APL was a small player during this change over and pretty much got shoved aside completely, which is probably good for the language. Unlike BASIC which was steamrollered with no following left, APL went underground and stayed there where it still exists. Go to a good search site and look up APL and you’ll find thousands of sites supporting it. Try finding the same number supporting, say, Northstar BASIC or MS-BASIC. There a few if any.
The fact is that computers have become too complicated for users to do any real programming without layers of protection to keep them from messing up the flaky operating system. So the interest in APL or any other arcane language is flat. That is to say that the number of APL users is not increasing with the growth of the market.
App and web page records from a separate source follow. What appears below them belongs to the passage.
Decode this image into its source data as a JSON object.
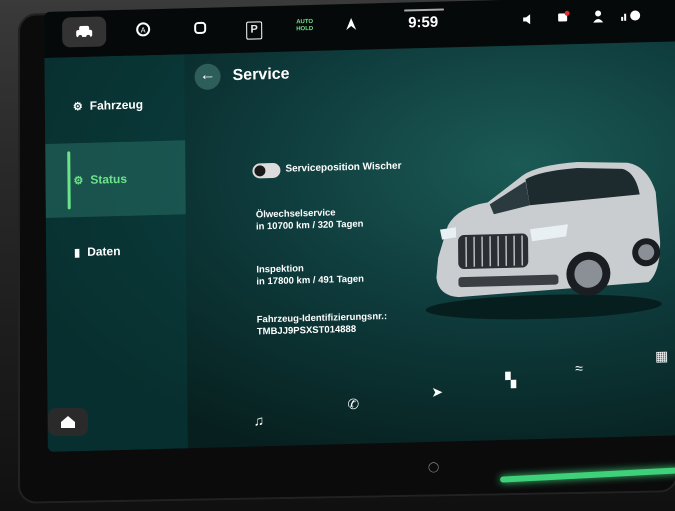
{
  "topbar": {
    "time": "9:59",
    "auto_hold_line1": "AUTO",
    "auto_hold_line2": "HOLD",
    "parking_label": "P",
    "icons": [
      "car-icon",
      "assist-off-icon",
      "seat-icon",
      "parking-icon",
      "auto-hold-icon",
      "navigation-arrow-icon",
      "volume-icon",
      "notification-icon",
      "user-icon",
      "connectivity-icon"
    ]
  },
  "sidebar": {
    "items": [
      {
        "label": "Fahrzeug",
        "icon": "car-settings-icon"
      },
      {
        "label": "Status",
        "icon": "car-status-icon"
      },
      {
        "label": "Daten",
        "icon": "bar-chart-icon"
      }
    ]
  },
  "page": {
    "title": "Service",
    "toggle_label": "Serviceposition Wischer",
    "oil_label": "Ölwechselservice",
    "oil_value": "in 10700 km / 320 Tagen",
    "inspection_label": "Inspektion",
    "inspection_value": "in 17800 km / 491 Tagen",
    "vin_label": "Fahrzeug-Identifizierungsnr.:",
    "vin_value": "TMBJJ9PSXST014888"
  },
  "colors": {
    "accent": "#6de38a",
    "background": "#0e3a3b"
  }
}
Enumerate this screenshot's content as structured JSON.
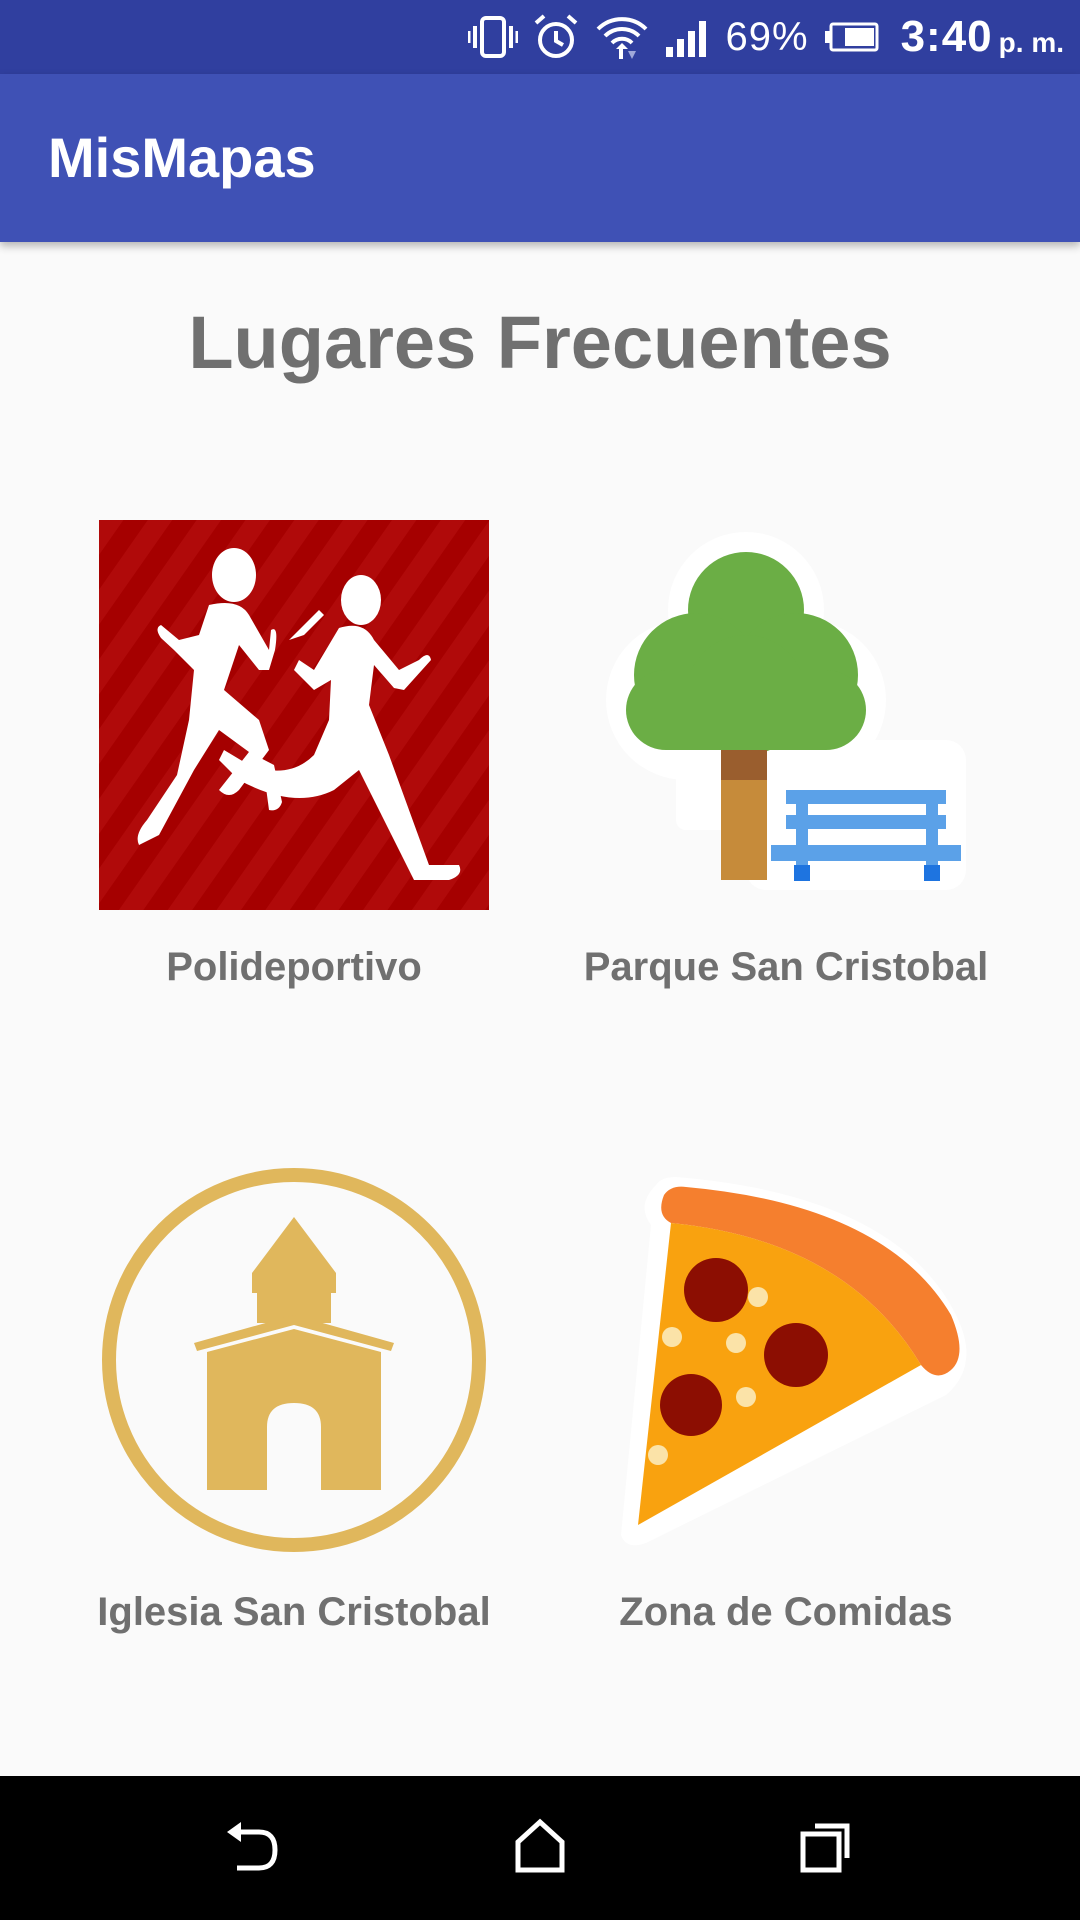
{
  "status_bar": {
    "battery_percent": "69%",
    "time": "3:40",
    "time_suffix": "p. m.",
    "icons": [
      "vibrate-icon",
      "alarm-icon",
      "wifi-icon",
      "signal-icon",
      "battery-icon"
    ]
  },
  "app_bar": {
    "title": "MisMapas",
    "color": "#3F51B5",
    "status_color": "#303F9F"
  },
  "main": {
    "heading": "Lugares Frecuentes",
    "places": [
      {
        "label": "Polideportivo",
        "icon": "runners-icon"
      },
      {
        "label": "Parque San Cristobal",
        "icon": "park-bench-icon"
      },
      {
        "label": "Iglesia San Cristobal",
        "icon": "church-icon"
      },
      {
        "label": "Zona de Comidas",
        "icon": "pizza-icon"
      }
    ]
  },
  "nav_bar": {
    "buttons": [
      "back-icon",
      "home-icon",
      "recents-icon"
    ]
  }
}
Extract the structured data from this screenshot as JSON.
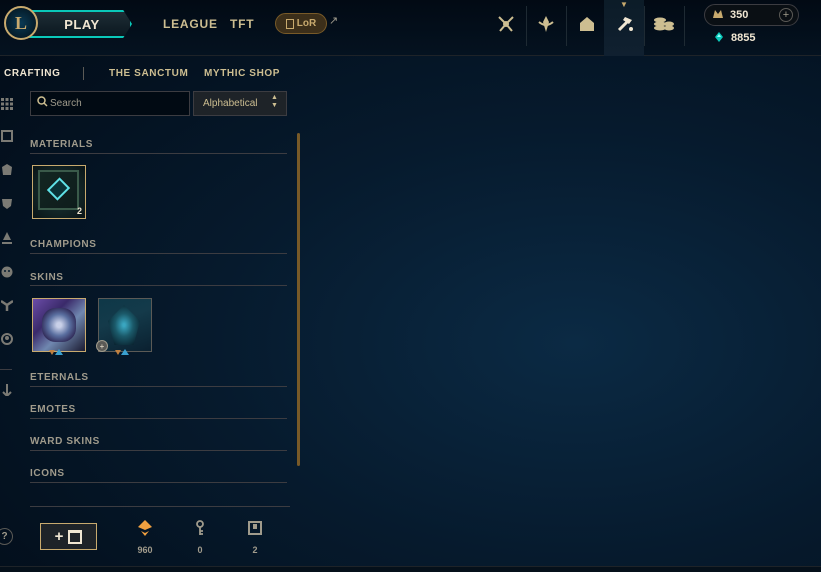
{
  "colors": {
    "gold": "#c8aa6e",
    "teal": "#0ac8b9",
    "text_light": "#f0e6d2",
    "essence_orange": "#f0a040",
    "background": "#061a2d"
  },
  "topbar": {
    "logo_text": "L",
    "play_label": "PLAY",
    "nav": [
      "LEAGUE",
      "TFT"
    ],
    "lor_label": "LoR",
    "lor_arrow": "↗",
    "icons": [
      "clash-icon",
      "missions-icon",
      "collection-icon",
      "crafting-icon",
      "store-icon"
    ],
    "rp_value": "350",
    "rp_plus": "+",
    "be_value": "8855"
  },
  "subnav": {
    "items": [
      "CRAFTING",
      "THE SANCTUM",
      "MYTHIC SHOP"
    ],
    "active": "CRAFTING"
  },
  "search": {
    "placeholder": "Search",
    "value": ""
  },
  "sort": {
    "selected": "Alphabetical"
  },
  "categories": {
    "materials": "MATERIALS",
    "champions": "CHAMPIONS",
    "skins": "SKINS",
    "eternals": "ETERNALS",
    "emotes": "EMOTES",
    "ward_skins": "WARD SKINS",
    "icons": "ICONS"
  },
  "materials": [
    {
      "name": "chest",
      "count": "2"
    }
  ],
  "footer": {
    "add_label": "+",
    "counts": [
      {
        "icon": "orange-essence-icon",
        "value": "960"
      },
      {
        "icon": "key-icon",
        "value": "0"
      },
      {
        "icon": "chest-icon",
        "value": "2"
      }
    ]
  },
  "help_label": "?"
}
This may change with the introduction of two products. The first is APL2 from IBM. The old APL story goes that the language originally ended up at IBM and was never marketed but someone took notice of the fact that IBM engineers were all using it. A similar piece of folklore floats around about VM, the mainframe operating system. The story goes that someone came up with the bright idea of selling it as an afterthought. IBM continued to sell APL and then moved to APL2, a more advanced and business-oriented version of the language. Recently a Windows 95, Win-NT version of APL2 was released. The code written for this language can be run on just about every platform making it completely portable. According to IBM the portability includes: language compatibility, application text display, object library support, business graphics, DB2 access, and network communication. Other features include 2 GB workspace, concurrence, the ability to call other languages, device independent printing and other goodies. The drawback is that the language is $1500 making it only suitable (again) for a professional.
Enter J. This language uses the standard ASCII character set for the notation and has some added features. Visit the Jsoftware website at www.jsoftware.com for various versions of the language and a lot of good reasons to consider it. One curiosity of this site is that the web programming is done in J! Fascinating.
J is portable and runs on: Acorn Archimedes, AT&T 3B1, Apple Macintosh family, Atari ST, DECstation (MIPS-based), DEC VAX (ULTRIX & BSD), Interactive 386/ix, IBM RISC/6000, IBM PC family, MIPS R3000, NeXT, Philips P9070, Silicon Graphics SGI Irix, Sun 3, Sun 386i, Sun 4 (SPARC), HP95, and MS-DOS. Recently a version for WIndows 95/NT was released.
You can also find many small implementations online of APL to try out. After researching this article I think I may go and relearn this fascinating language.
[note: Ken Iverson died in 2004]